EXERCISE
Pull out from the material below all lines with "color".
※ ※ ※
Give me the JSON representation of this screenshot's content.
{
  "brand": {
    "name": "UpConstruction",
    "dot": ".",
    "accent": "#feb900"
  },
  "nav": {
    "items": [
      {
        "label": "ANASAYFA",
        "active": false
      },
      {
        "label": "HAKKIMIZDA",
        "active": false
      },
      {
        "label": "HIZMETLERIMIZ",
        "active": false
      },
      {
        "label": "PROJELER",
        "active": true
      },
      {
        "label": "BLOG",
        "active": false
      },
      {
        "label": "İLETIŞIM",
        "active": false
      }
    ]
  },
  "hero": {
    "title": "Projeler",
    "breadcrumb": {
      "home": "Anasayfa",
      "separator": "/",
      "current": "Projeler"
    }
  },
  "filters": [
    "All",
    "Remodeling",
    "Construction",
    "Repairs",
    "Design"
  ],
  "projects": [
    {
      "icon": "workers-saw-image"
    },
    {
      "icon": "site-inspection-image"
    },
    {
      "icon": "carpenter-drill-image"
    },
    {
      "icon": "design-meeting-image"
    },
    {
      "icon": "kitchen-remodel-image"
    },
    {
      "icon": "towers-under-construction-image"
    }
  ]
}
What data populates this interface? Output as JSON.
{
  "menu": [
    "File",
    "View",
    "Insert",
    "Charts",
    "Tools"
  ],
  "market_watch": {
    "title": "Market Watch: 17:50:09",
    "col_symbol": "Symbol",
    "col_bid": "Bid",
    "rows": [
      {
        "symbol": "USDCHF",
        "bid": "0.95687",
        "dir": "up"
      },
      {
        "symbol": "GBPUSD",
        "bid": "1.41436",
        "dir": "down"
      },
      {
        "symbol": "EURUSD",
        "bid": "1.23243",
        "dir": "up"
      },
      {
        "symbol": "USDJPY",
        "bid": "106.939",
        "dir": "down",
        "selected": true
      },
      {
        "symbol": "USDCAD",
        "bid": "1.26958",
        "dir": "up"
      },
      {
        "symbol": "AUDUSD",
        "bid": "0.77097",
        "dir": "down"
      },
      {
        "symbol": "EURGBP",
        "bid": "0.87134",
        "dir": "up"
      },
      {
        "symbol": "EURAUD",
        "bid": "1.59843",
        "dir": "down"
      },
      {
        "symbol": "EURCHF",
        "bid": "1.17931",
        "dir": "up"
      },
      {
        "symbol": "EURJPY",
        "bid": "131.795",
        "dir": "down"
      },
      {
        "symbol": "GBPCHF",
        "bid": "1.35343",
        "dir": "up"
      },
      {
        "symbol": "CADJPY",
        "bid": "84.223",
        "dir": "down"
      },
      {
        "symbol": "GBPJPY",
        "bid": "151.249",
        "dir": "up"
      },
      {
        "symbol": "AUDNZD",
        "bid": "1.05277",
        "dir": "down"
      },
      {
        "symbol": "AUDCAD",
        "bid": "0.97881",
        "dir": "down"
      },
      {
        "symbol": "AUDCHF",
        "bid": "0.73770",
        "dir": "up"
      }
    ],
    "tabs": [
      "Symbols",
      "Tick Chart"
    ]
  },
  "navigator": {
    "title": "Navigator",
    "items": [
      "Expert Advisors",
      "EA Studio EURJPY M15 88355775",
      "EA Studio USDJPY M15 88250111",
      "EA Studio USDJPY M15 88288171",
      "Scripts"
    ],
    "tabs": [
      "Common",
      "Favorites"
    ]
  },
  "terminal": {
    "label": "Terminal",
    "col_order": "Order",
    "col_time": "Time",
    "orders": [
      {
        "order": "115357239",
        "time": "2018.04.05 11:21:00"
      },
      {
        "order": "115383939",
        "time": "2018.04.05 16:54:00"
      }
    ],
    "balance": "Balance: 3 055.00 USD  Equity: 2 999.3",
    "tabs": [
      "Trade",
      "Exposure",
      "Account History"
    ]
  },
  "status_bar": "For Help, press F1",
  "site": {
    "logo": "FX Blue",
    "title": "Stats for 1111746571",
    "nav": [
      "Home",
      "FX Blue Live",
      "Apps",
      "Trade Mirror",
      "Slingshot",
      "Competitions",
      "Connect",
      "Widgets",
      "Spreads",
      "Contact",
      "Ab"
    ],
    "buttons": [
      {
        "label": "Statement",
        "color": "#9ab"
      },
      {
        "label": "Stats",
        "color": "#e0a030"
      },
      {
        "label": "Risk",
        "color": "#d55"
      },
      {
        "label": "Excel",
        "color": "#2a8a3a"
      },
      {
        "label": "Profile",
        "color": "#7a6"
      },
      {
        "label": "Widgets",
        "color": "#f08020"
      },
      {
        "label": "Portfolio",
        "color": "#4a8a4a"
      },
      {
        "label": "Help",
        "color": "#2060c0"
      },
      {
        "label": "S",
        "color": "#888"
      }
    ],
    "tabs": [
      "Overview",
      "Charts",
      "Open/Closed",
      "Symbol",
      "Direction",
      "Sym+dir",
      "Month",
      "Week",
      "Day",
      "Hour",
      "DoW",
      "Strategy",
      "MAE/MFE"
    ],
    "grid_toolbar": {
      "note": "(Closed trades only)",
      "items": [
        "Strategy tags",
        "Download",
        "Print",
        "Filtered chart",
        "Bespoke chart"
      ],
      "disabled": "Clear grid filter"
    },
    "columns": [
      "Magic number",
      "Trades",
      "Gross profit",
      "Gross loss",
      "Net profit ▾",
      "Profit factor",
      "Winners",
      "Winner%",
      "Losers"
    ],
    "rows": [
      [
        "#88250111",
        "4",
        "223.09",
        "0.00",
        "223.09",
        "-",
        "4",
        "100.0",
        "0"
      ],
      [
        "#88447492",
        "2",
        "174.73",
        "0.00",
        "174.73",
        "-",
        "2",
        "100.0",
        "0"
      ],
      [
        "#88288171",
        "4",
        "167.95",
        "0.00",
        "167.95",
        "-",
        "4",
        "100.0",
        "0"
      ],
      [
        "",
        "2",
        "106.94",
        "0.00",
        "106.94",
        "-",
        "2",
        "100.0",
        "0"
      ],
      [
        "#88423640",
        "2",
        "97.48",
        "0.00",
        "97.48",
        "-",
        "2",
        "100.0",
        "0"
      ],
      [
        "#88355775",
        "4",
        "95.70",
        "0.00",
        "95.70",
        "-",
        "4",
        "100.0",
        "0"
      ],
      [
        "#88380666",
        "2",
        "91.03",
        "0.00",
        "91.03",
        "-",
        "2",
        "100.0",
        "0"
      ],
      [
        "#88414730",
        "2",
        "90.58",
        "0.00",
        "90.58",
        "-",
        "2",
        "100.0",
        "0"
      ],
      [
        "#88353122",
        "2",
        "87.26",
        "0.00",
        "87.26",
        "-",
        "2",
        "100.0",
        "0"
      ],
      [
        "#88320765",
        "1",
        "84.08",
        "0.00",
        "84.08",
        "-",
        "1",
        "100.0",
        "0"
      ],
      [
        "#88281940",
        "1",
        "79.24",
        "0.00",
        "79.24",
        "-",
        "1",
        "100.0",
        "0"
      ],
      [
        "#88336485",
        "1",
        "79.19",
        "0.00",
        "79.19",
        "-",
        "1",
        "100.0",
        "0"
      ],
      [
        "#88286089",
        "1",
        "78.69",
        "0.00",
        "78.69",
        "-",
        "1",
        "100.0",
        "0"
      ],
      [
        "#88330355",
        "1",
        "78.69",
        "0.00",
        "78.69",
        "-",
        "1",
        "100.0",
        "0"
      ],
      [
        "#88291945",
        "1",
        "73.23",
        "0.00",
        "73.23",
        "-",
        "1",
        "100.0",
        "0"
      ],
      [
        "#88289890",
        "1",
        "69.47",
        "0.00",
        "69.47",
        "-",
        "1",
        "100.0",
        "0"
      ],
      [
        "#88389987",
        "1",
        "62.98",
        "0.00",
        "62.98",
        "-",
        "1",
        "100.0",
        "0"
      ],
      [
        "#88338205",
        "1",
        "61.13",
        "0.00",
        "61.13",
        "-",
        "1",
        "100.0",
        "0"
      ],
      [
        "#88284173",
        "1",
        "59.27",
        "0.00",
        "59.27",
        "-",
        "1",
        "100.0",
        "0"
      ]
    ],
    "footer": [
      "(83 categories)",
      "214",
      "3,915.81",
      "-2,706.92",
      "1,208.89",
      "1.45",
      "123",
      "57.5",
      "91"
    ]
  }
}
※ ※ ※
RESULT OF THE EXERCISE
        "color": "#9ab"
        "color": "#e0a030"
        "color": "#d55"
        "color": "#2a8a3a"
        "color": "#7a6"
        "color": "#f08020"
        "color": "#4a8a4a"
        "color": "#2060c0"
        "color": "#888"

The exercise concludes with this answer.